▶ EXERCISE BRIEF:
Below, find the line containing "Parse this screenshot: output"; from there to the final line, print every line exactly and skip the pictures.

▶ LISTED RECORDS:
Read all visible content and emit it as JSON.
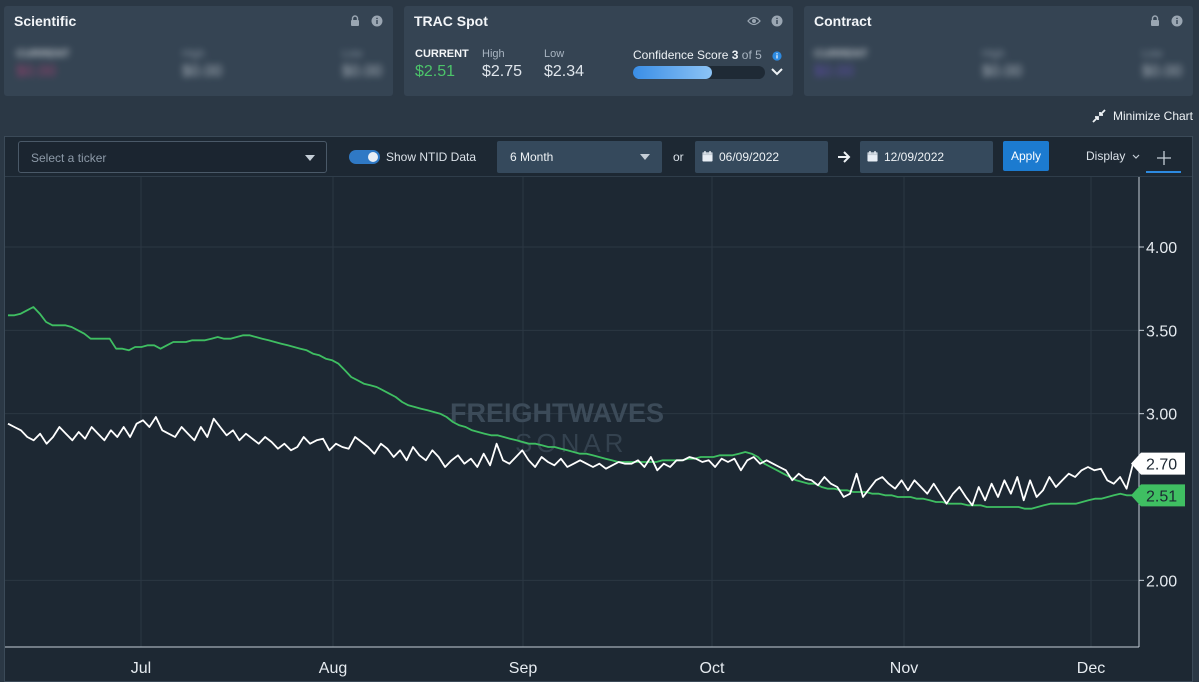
{
  "cards": {
    "scientific": {
      "title": "Scientific",
      "current_label": "CURRENT",
      "current": "$0.00",
      "high_label": "High",
      "high": "$0.00",
      "low_label": "Low",
      "low": "$0.00"
    },
    "trac": {
      "title": "TRAC Spot",
      "current_label": "CURRENT",
      "current": "$2.51",
      "high_label": "High",
      "high": "$2.75",
      "low_label": "Low",
      "low": "$2.34",
      "confidence_label": "Confidence Score",
      "confidence_value": "3",
      "confidence_of": "of 5",
      "confidence_fraction": 0.6
    },
    "contract": {
      "title": "Contract",
      "current_label": "CURRENT",
      "current": "$0.00",
      "high_label": "High",
      "high": "$0.00",
      "low_label": "Low",
      "low": "$0.00"
    }
  },
  "minimize_label": "Minimize Chart",
  "toolbar": {
    "ticker_placeholder": "Select a ticker",
    "ntid_label": "Show NTID Data",
    "ntid_on": true,
    "range": "6 Month",
    "or_label": "or",
    "start_date": "06/09/2022",
    "end_date": "12/09/2022",
    "apply_label": "Apply",
    "display_label": "Display"
  },
  "watermark": {
    "line1": "FREIGHTWAVES",
    "line2": "SONAR"
  },
  "colors": {
    "green": "#3fbf62",
    "white": "#ffffff",
    "accent": "#1c7bd0",
    "current_green": "#4cc46a"
  },
  "chart_data": {
    "type": "line",
    "x_labels": [
      "Jul",
      "Aug",
      "Sep",
      "Oct",
      "Nov",
      "Dec"
    ],
    "y_ticks": [
      "4.00",
      "3.50",
      "3.00",
      "2.00"
    ],
    "ylim": [
      1.6,
      4.42
    ],
    "grid": true,
    "series": [
      {
        "name": "",
        "color": "#3fbf62",
        "end_label": "2.51",
        "values": [
          3.59,
          3.59,
          3.6,
          3.62,
          3.64,
          3.6,
          3.55,
          3.53,
          3.53,
          3.53,
          3.52,
          3.5,
          3.48,
          3.45,
          3.45,
          3.45,
          3.45,
          3.39,
          3.39,
          3.38,
          3.4,
          3.4,
          3.41,
          3.41,
          3.39,
          3.41,
          3.43,
          3.43,
          3.43,
          3.44,
          3.44,
          3.44,
          3.45,
          3.46,
          3.45,
          3.45,
          3.46,
          3.47,
          3.47,
          3.46,
          3.45,
          3.44,
          3.43,
          3.42,
          3.41,
          3.4,
          3.39,
          3.38,
          3.36,
          3.35,
          3.33,
          3.32,
          3.3,
          3.26,
          3.22,
          3.2,
          3.18,
          3.17,
          3.16,
          3.14,
          3.12,
          3.1,
          3.07,
          3.05,
          3.04,
          3.03,
          3.02,
          3.01,
          3,
          2.98,
          2.95,
          2.93,
          2.92,
          2.9,
          2.89,
          2.88,
          2.87,
          2.87,
          2.86,
          2.85,
          2.84,
          2.83,
          2.82,
          2.82,
          2.81,
          2.8,
          2.8,
          2.79,
          2.78,
          2.77,
          2.76,
          2.76,
          2.75,
          2.74,
          2.73,
          2.72,
          2.71,
          2.71,
          2.71,
          2.71,
          2.71,
          2.71,
          2.71,
          2.72,
          2.72,
          2.72,
          2.72,
          2.73,
          2.73,
          2.74,
          2.74,
          2.74,
          2.75,
          2.75,
          2.75,
          2.76,
          2.77,
          2.76,
          2.74,
          2.7,
          2.68,
          2.66,
          2.64,
          2.62,
          2.6,
          2.59,
          2.58,
          2.58,
          2.56,
          2.55,
          2.55,
          2.54,
          2.54,
          2.53,
          2.53,
          2.53,
          2.52,
          2.52,
          2.51,
          2.51,
          2.5,
          2.5,
          2.5,
          2.49,
          2.49,
          2.48,
          2.47,
          2.47,
          2.46,
          2.46,
          2.46,
          2.45,
          2.45,
          2.45,
          2.44,
          2.44,
          2.44,
          2.44,
          2.44,
          2.44,
          2.43,
          2.43,
          2.44,
          2.45,
          2.46,
          2.46,
          2.46,
          2.46,
          2.46,
          2.47,
          2.48,
          2.49,
          2.49,
          2.5,
          2.51,
          2.52,
          2.51,
          2.51
        ]
      },
      {
        "name": "",
        "color": "#ffffff",
        "end_label": "2.70",
        "values": [
          2.94,
          2.92,
          2.9,
          2.86,
          2.84,
          2.88,
          2.82,
          2.86,
          2.92,
          2.88,
          2.84,
          2.89,
          2.85,
          2.92,
          2.88,
          2.84,
          2.9,
          2.86,
          2.92,
          2.86,
          2.94,
          2.96,
          2.92,
          2.98,
          2.9,
          2.88,
          2.86,
          2.92,
          2.88,
          2.84,
          2.92,
          2.86,
          2.97,
          2.92,
          2.87,
          2.9,
          2.84,
          2.88,
          2.85,
          2.82,
          2.86,
          2.83,
          2.79,
          2.82,
          2.78,
          2.8,
          2.86,
          2.82,
          2.84,
          2.85,
          2.78,
          2.82,
          2.8,
          2.79,
          2.86,
          2.83,
          2.8,
          2.76,
          2.82,
          2.79,
          2.74,
          2.78,
          2.72,
          2.8,
          2.75,
          2.72,
          2.78,
          2.74,
          2.68,
          2.72,
          2.75,
          2.7,
          2.73,
          2.68,
          2.76,
          2.69,
          2.82,
          2.72,
          2.7,
          2.74,
          2.78,
          2.72,
          2.68,
          2.74,
          2.71,
          2.69,
          2.73,
          2.68,
          2.7,
          2.72,
          2.7,
          2.68,
          2.7,
          2.67,
          2.69,
          2.71,
          2.7,
          2.7,
          2.72,
          2.68,
          2.74,
          2.66,
          2.7,
          2.68,
          2.72,
          2.72,
          2.74,
          2.73,
          2.71,
          2.72,
          2.68,
          2.73,
          2.71,
          2.73,
          2.66,
          2.72,
          2.74,
          2.7,
          2.72,
          2.7,
          2.68,
          2.66,
          2.6,
          2.64,
          2.61,
          2.6,
          2.57,
          2.62,
          2.58,
          2.56,
          2.5,
          2.52,
          2.64,
          2.5,
          2.55,
          2.6,
          2.62,
          2.58,
          2.55,
          2.6,
          2.54,
          2.6,
          2.56,
          2.52,
          2.58,
          2.52,
          2.46,
          2.52,
          2.56,
          2.5,
          2.45,
          2.56,
          2.48,
          2.58,
          2.5,
          2.6,
          2.52,
          2.62,
          2.48,
          2.6,
          2.5,
          2.54,
          2.62,
          2.56,
          2.6,
          2.64,
          2.62,
          2.66,
          2.68,
          2.66,
          2.67,
          2.6,
          2.58,
          2.62,
          2.55,
          2.7
        ]
      }
    ]
  }
}
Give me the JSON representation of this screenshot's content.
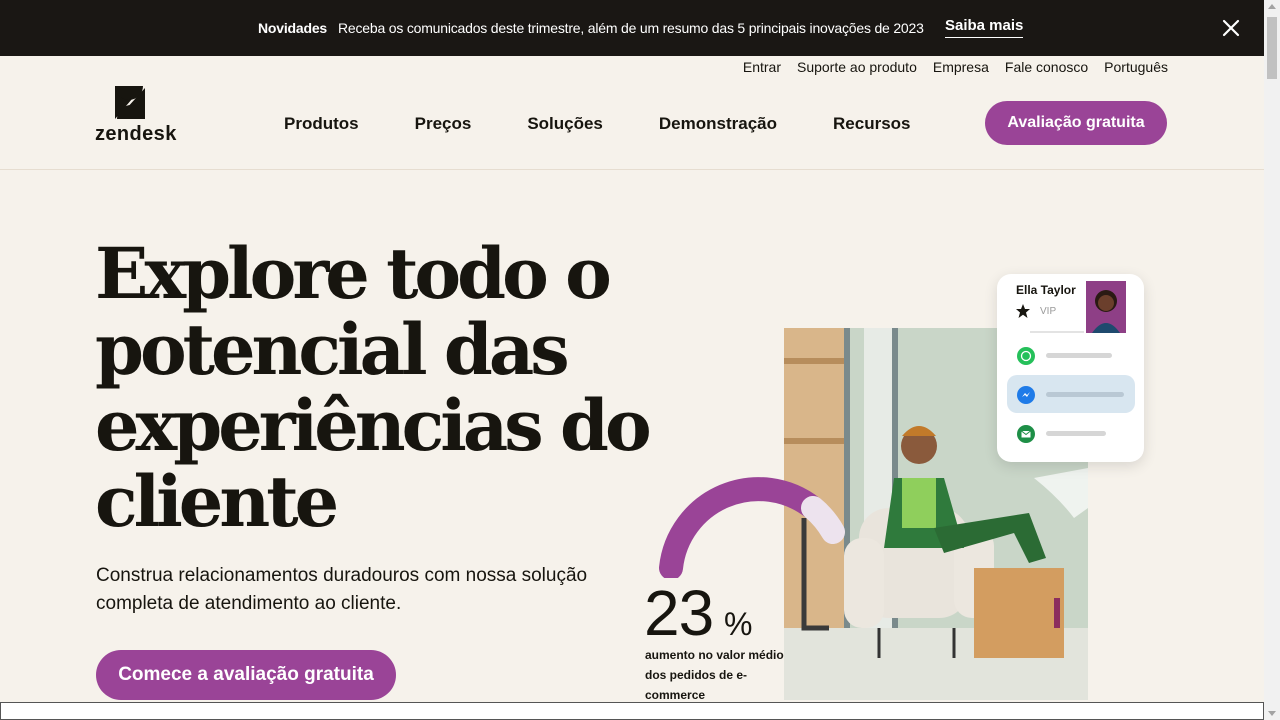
{
  "announcement": {
    "label": "Novidades",
    "text": "Receba os comunicados deste trimestre, além de um resumo das 5 principais inovações de 2023",
    "link": "Saiba mais"
  },
  "utility_nav": [
    "Entrar",
    "Suporte ao produto",
    "Empresa",
    "Fale conosco",
    "Português"
  ],
  "logo": {
    "wordmark": "zendesk"
  },
  "main_nav": [
    "Produtos",
    "Preços",
    "Soluções",
    "Demonstração",
    "Recursos"
  ],
  "header_cta": "Avaliação gratuita",
  "hero": {
    "title": "Explore todo o potencial das experiências do cliente",
    "subtitle": "Construa relacionamentos duradouros com nossa solução completa de atendimento ao cliente.",
    "cta": "Comece a avaliação gratuita"
  },
  "stat": {
    "value": "23",
    "unit": "%",
    "caption": "aumento no valor médio dos pedidos de e-commerce"
  },
  "profile_card": {
    "name": "Ella Taylor",
    "tier": "VIP",
    "channels": [
      "whatsapp-icon",
      "messenger-icon",
      "email-icon"
    ]
  },
  "colors": {
    "brand_purple": "#9a4497",
    "announcement_bg": "#1a1714",
    "page_bg": "#f6f2eb",
    "whatsapp_green": "#25c05a",
    "messenger_blue": "#1f7be8"
  }
}
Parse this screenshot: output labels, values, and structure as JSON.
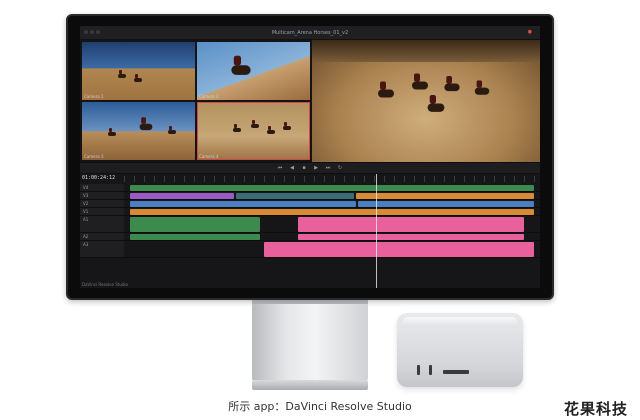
{
  "app": {
    "title": "Multicam_Arena Horses_01_v2",
    "timecode": "01:00:24:12",
    "footer": "DaVinci Resolve Studio"
  },
  "viewer": {
    "angles": [
      "Camera 1",
      "Camera 2",
      "Camera 3",
      "Camera 4"
    ]
  },
  "timeline": {
    "tracks": [
      {
        "id": "V4",
        "label": "V4"
      },
      {
        "id": "V3",
        "label": "V3"
      },
      {
        "id": "V2",
        "label": "V2"
      },
      {
        "id": "V1",
        "label": "V1"
      },
      {
        "id": "A1",
        "label": "A1"
      },
      {
        "id": "A2",
        "label": "A2"
      },
      {
        "id": "A3",
        "label": "A3"
      },
      {
        "id": "A4",
        "label": "A4"
      },
      {
        "id": "A5",
        "label": "A5"
      }
    ]
  },
  "caption": "所示 app：DaVinci Resolve Studio",
  "watermark": "花果科技",
  "colors": {
    "clip_green": "#3d8a4f",
    "clip_purple": "#9b59c4",
    "clip_orange": "#d98a33",
    "clip_blue": "#4a7fc2",
    "clip_pink": "#e8609c"
  }
}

▶ SOLUTION TO THE EXERCISE:
Parse this screenshot: output labels, values, and structure as JSON.
{
  "app": {
    "title": "Multicam_Arena Horses_01_v2",
    "timecode": "01:00:24:12",
    "footer": "DaVinci Resolve Studio"
  },
  "viewer": {
    "angles": [
      "Camera 1",
      "Camera 2",
      "Camera 3",
      "Camera 4"
    ]
  },
  "timeline": {
    "tracks": [
      {
        "id": "V4",
        "label": "V4"
      },
      {
        "id": "V3",
        "label": "V3"
      },
      {
        "id": "V2",
        "label": "V2"
      },
      {
        "id": "V1",
        "label": "V1"
      },
      {
        "id": "A1",
        "label": "A1"
      },
      {
        "id": "A2",
        "label": "A2"
      },
      {
        "id": "A3",
        "label": "A3"
      },
      {
        "id": "A4",
        "label": "A4"
      },
      {
        "id": "A5",
        "label": "A5"
      }
    ]
  },
  "caption": "所示 app：DaVinci Resolve Studio",
  "watermark": "花果科技",
  "colors": {
    "clip_green": "#3d8a4f",
    "clip_purple": "#9b59c4",
    "clip_orange": "#d98a33",
    "clip_blue": "#4a7fc2",
    "clip_pink": "#e8609c"
  }
}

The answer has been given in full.